Element data from apps and pages
◆ ◆ ◆ ◆
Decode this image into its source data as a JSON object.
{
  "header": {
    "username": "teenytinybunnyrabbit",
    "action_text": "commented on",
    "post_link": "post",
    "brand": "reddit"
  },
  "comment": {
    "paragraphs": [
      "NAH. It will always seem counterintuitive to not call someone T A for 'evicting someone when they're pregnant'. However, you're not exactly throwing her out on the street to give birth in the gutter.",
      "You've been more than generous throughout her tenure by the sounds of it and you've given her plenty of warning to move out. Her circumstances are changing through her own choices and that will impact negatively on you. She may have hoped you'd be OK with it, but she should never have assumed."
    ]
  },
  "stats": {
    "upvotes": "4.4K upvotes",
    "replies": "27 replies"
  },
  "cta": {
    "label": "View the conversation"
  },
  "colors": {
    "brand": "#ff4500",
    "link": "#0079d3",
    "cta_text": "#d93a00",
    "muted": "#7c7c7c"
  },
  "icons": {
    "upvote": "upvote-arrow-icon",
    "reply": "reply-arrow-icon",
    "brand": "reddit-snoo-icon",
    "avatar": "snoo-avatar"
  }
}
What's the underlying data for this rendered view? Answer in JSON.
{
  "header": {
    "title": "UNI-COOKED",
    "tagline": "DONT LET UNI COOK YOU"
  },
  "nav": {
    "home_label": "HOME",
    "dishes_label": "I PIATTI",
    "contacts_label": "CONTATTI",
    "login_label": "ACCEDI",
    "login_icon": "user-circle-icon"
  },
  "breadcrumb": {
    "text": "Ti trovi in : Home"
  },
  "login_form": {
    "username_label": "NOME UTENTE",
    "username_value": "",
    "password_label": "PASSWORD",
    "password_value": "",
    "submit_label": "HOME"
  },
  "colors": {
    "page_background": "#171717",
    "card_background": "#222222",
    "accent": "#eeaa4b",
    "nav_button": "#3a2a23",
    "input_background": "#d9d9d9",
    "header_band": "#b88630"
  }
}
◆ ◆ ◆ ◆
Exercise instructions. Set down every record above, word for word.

Answer to the problem.
Decode this image into its source data as a JSON object.
{
  "header": {
    "username": "teenytinybunnyrabbit",
    "action_text": "commented on",
    "post_link": "post",
    "brand": "reddit"
  },
  "comment": {
    "paragraphs": [
      "NAH. It will always seem counterintuitive to not call someone T A for 'evicting someone when they're pregnant'. However, you're not exactly throwing her out on the street to give birth in the gutter.",
      "You've been more than generous throughout her tenure by the sounds of it and you've given her plenty of warning to move out. Her circumstances are changing through her own choices and that will impact negatively on you. She may have hoped you'd be OK with it, but she should never have assumed."
    ]
  },
  "stats": {
    "upvotes": "4.4K upvotes",
    "replies": "27 replies"
  },
  "cta": {
    "label": "View the conversation"
  },
  "colors": {
    "brand": "#ff4500",
    "link": "#0079d3",
    "cta_text": "#d93a00",
    "muted": "#7c7c7c"
  },
  "icons": {
    "upvote": "upvote-arrow-icon",
    "reply": "reply-arrow-icon",
    "brand": "reddit-snoo-icon",
    "avatar": "snoo-avatar"
  }
}
What's the underlying data for this rendered view? Answer in JSON.
{
  "header": {
    "title": "UNI-COOKED",
    "tagline": "DONT LET UNI COOK YOU"
  },
  "nav": {
    "home_label": "HOME",
    "dishes_label": "I PIATTI",
    "contacts_label": "CONTATTI",
    "login_label": "ACCEDI",
    "login_icon": "user-circle-icon"
  },
  "breadcrumb": {
    "text": "Ti trovi in : Home"
  },
  "login_form": {
    "username_label": "NOME UTENTE",
    "username_value": "",
    "password_label": "PASSWORD",
    "password_value": "",
    "submit_label": "HOME"
  },
  "colors": {
    "page_background": "#171717",
    "card_background": "#222222",
    "accent": "#eeaa4b",
    "nav_button": "#3a2a23",
    "input_background": "#d9d9d9",
    "header_band": "#b88630"
  }
}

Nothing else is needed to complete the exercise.